Excerpted records: Begin

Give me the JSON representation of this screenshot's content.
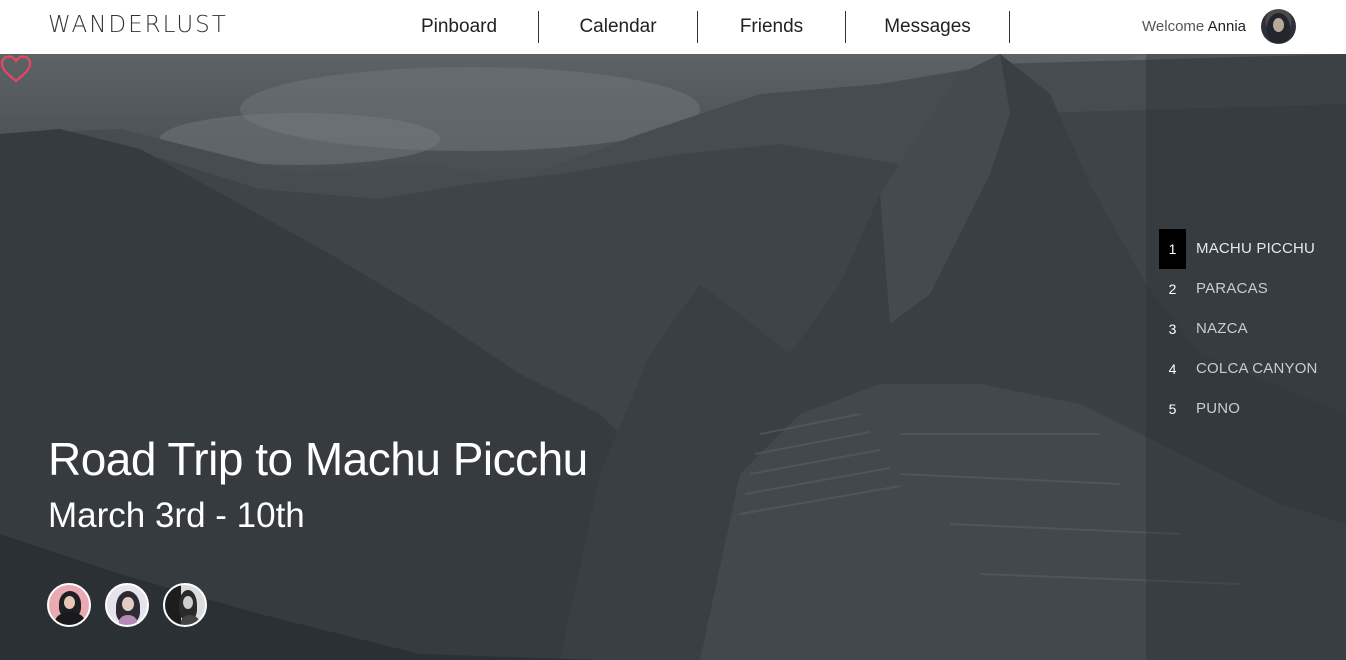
{
  "header": {
    "logo": "WANDERLUST",
    "nav": [
      "Pinboard",
      "Calendar",
      "Friends",
      "Messages"
    ],
    "welcome_prefix": "Welcome",
    "user_name": "Annia"
  },
  "trip": {
    "title": "Road Trip to Machu Picchu",
    "dates": "March 3rd - 10th",
    "favorite_color": "#e8485f"
  },
  "stops": [
    {
      "number": "1",
      "name": "MACHU PICCHU",
      "active": true
    },
    {
      "number": "2",
      "name": "PARACAS",
      "active": false
    },
    {
      "number": "3",
      "name": "NAZCA",
      "active": false
    },
    {
      "number": "4",
      "name": "COLCA CANYON",
      "active": false
    },
    {
      "number": "5",
      "name": "PUNO",
      "active": false
    }
  ]
}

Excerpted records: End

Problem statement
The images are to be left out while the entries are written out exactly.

Reply
Give me the JSON representation of this screenshot's content.
{
  "header": {
    "logo": "WANDERLUST",
    "nav": [
      "Pinboard",
      "Calendar",
      "Friends",
      "Messages"
    ],
    "welcome_prefix": "Welcome",
    "user_name": "Annia"
  },
  "trip": {
    "title": "Road Trip to Machu Picchu",
    "dates": "March 3rd - 10th",
    "favorite_color": "#e8485f"
  },
  "stops": [
    {
      "number": "1",
      "name": "MACHU PICCHU",
      "active": true
    },
    {
      "number": "2",
      "name": "PARACAS",
      "active": false
    },
    {
      "number": "3",
      "name": "NAZCA",
      "active": false
    },
    {
      "number": "4",
      "name": "COLCA CANYON",
      "active": false
    },
    {
      "number": "5",
      "name": "PUNO",
      "active": false
    }
  ]
}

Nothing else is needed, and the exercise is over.